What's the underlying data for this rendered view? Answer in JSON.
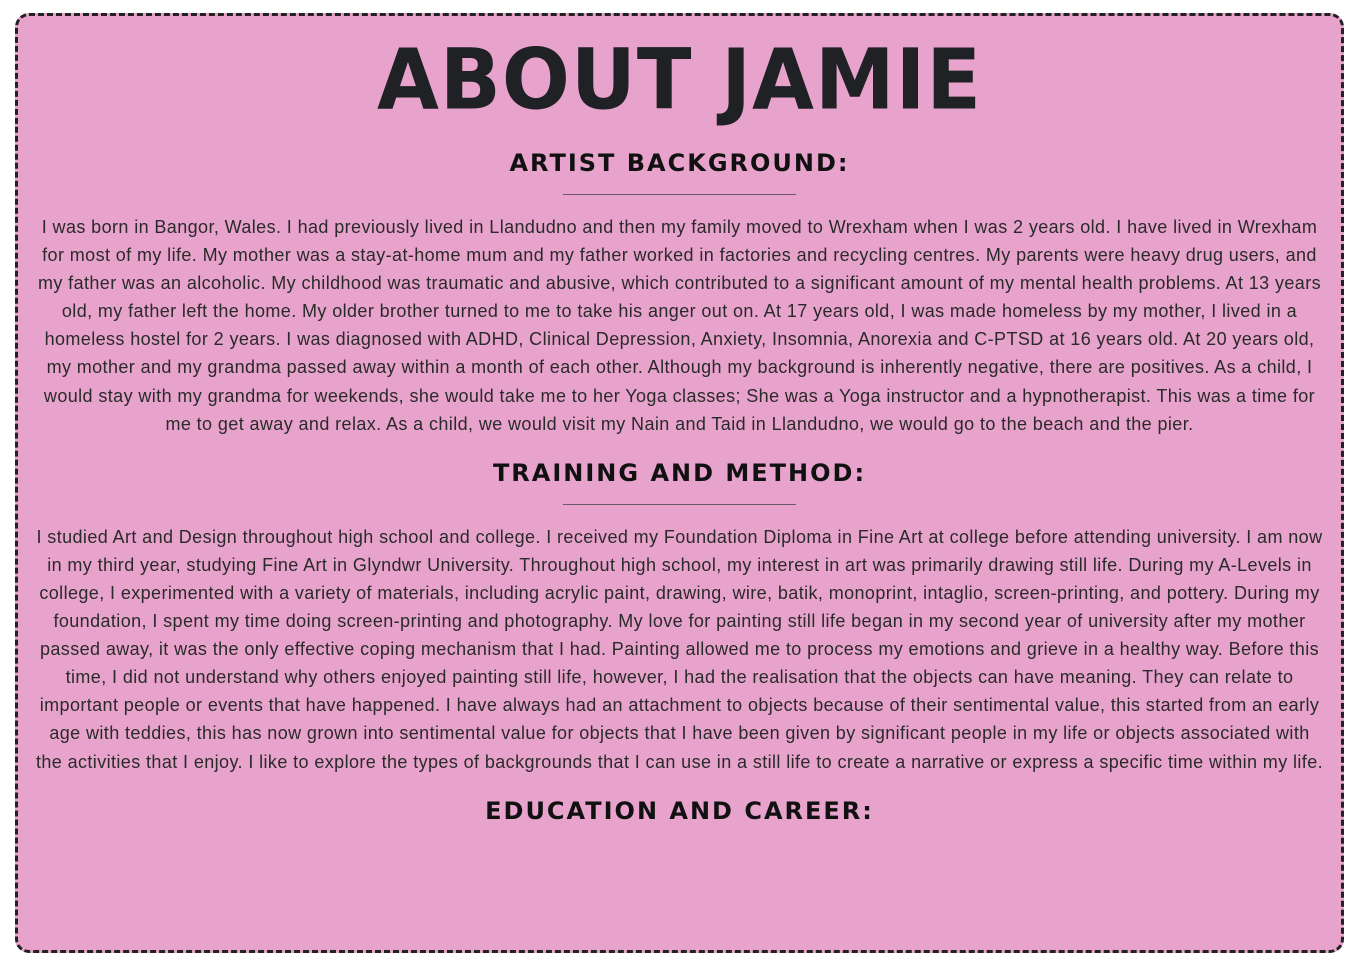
{
  "page": {
    "title": "ABOUT JAMIE"
  },
  "sections": [
    {
      "heading": "ARTIST BACKGROUND:",
      "body": "I was born in Bangor, Wales. I had previously lived in Llandudno and then my family moved to Wrexham when I was 2 years old. I have lived in Wrexham for most of my life. My mother was a stay-at-home mum and my father worked in factories and recycling centres. My parents were heavy drug users, and my father was an alcoholic. My childhood was traumatic and abusive, which contributed to a significant amount of my mental health problems. At 13 years old, my father left the home. My older brother turned to me to take his anger out on. At 17 years old, I was made homeless by my mother, I lived in a homeless hostel for 2 years. I was diagnosed with ADHD, Clinical Depression, Anxiety, Insomnia, Anorexia and C-PTSD at 16 years old. At 20 years old, my mother and my grandma passed away within a month of each other. Although my background is inherently negative, there are positives. As a child, I would stay with my grandma for weekends, she would take me to her Yoga classes; She was a Yoga instructor and a hypnotherapist. This was a time for me to get away and relax. As a child, we would visit my Nain and Taid in Llandudno, we would go to the beach and the pier."
    },
    {
      "heading": "TRAINING AND METHOD:",
      "body": "I studied Art and Design throughout high school and college. I received my Foundation Diploma in Fine Art at college before attending university. I am now in my third year, studying Fine Art in Glyndwr University. Throughout high school, my interest in art was primarily drawing still life. During my A-Levels in college, I experimented with a variety of materials, including acrylic paint, drawing, wire, batik, monoprint, intaglio, screen-printing, and pottery. During my foundation, I spent my time doing screen-printing and photography. My love for painting still life began in my second year of university after my mother passed away, it was the only effective coping mechanism that I had. Painting allowed me to process my emotions and grieve in a healthy way. Before this time, I did not understand why others enjoyed painting still life, however, I had the realisation that the objects can have meaning. They can relate to important people or events that have happened. I have always had an attachment to objects because of their sentimental value, this started from an early age with teddies, this has now grown into sentimental value for objects that I have been given by significant people in my life or objects associated with the activities that I enjoy. I like to explore the types of backgrounds that I can use in a still life to create a narrative or express a specific time within my life."
    },
    {
      "heading": "EDUCATION AND CAREER:"
    }
  ],
  "colors": {
    "panel_background": "#e8a3cc",
    "heading_text": "#202124",
    "body_text": "#2a2a2a",
    "border": "#222222"
  }
}
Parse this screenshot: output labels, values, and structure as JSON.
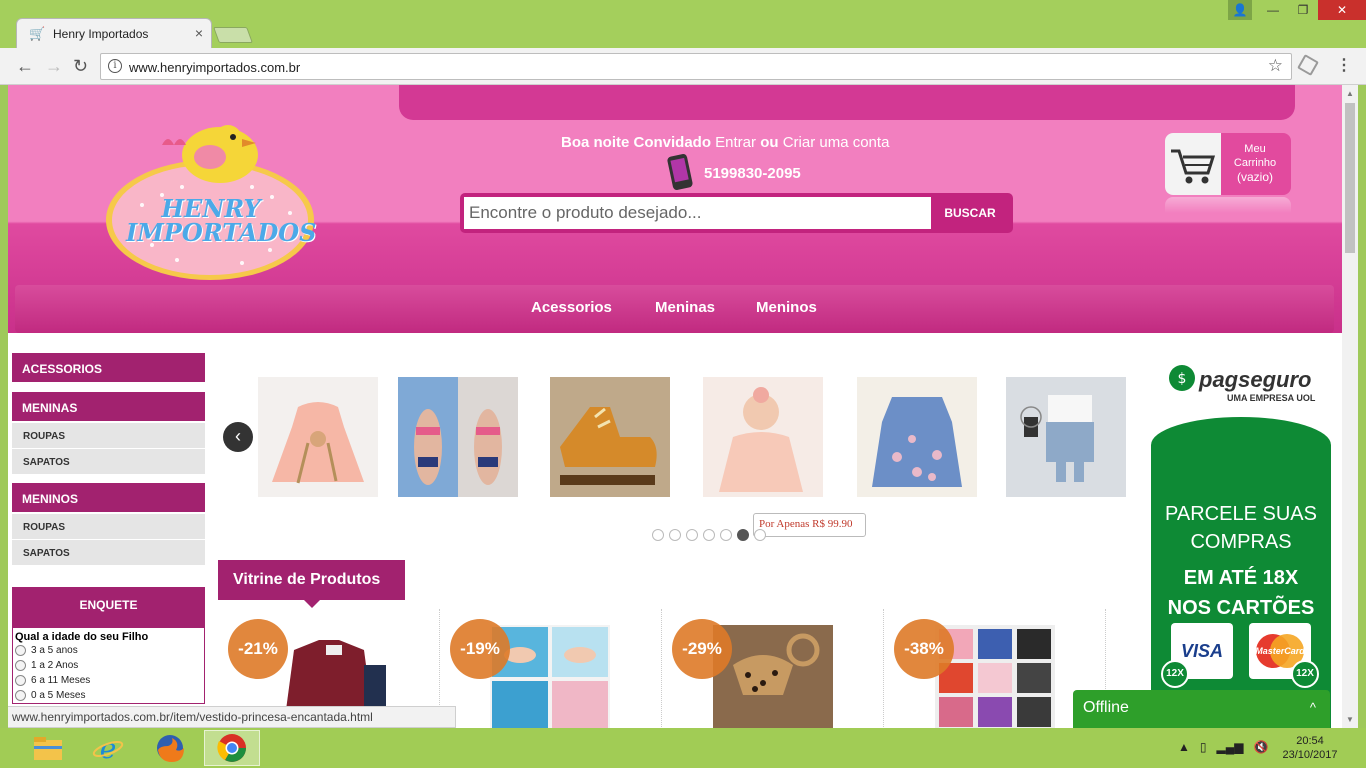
{
  "browser": {
    "tab_title": "Henry Importados",
    "url": "www.henryimportados.com.br",
    "status_url": "www.henryimportados.com.br/item/vestido-princesa-encantada.html"
  },
  "header": {
    "logo_text": "HENRY IMPORTADOS",
    "greeting": "Boa noite Convidado",
    "login": "Entrar",
    "or": "ou",
    "register": "Criar uma conta",
    "phone": "5199830-2095",
    "search_placeholder": "Encontre o produto desejado...",
    "search_button": "BUSCAR",
    "cart_line1": "Meu",
    "cart_line2": "Carrinho",
    "cart_line3": "(vazio)"
  },
  "nav": [
    "Acessorios",
    "Meninas",
    "Meninos"
  ],
  "sidebar": {
    "acessorios": "ACESSORIOS",
    "meninas": "MENINAS",
    "meninas_sub": [
      "ROUPAS",
      "SAPATOS"
    ],
    "meninos": "MENINOS",
    "meninos_sub": [
      "ROUPAS",
      "SAPATOS"
    ]
  },
  "poll": {
    "title": "ENQUETE",
    "question": "Qual a idade do seu Filho",
    "options": [
      "3 a 5 anos",
      "1 a 2 Anos",
      "6 a 11 Meses",
      "0 a 5 Meses"
    ]
  },
  "carousel": {
    "prev_glyph": "‹",
    "price_tooltip": "Por Apenas R$ 99.90",
    "dots": 7,
    "active_dot": 6
  },
  "vitrine": {
    "title": "Vitrine de Produtos",
    "discounts": [
      "-21%",
      "-19%",
      "-29%",
      "-38%"
    ]
  },
  "ad": {
    "brand": "pagseguro",
    "brand_sub": "UMA EMPRESA UOL",
    "line1a": "PARCELE SUAS",
    "line1b": "COMPRAS",
    "line2a": "EM ATÉ 18X",
    "line2b": "NOS CARTÕES",
    "card1": "VISA",
    "card2": "MasterCard",
    "badge": "12X"
  },
  "chat": {
    "label": "Offline",
    "caret": "^"
  },
  "clock": {
    "time": "20:54",
    "date": "23/10/2017"
  },
  "colors": {
    "accent": "#a2226f",
    "pink": "#f27fbf",
    "green": "#0e8a35"
  }
}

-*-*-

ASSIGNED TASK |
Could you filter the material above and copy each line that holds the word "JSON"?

THE ANSWER |
What's the underlying data for this rendered view? Answer in JSON.
Parse this screenshot: output labels, values, and structure as JSON.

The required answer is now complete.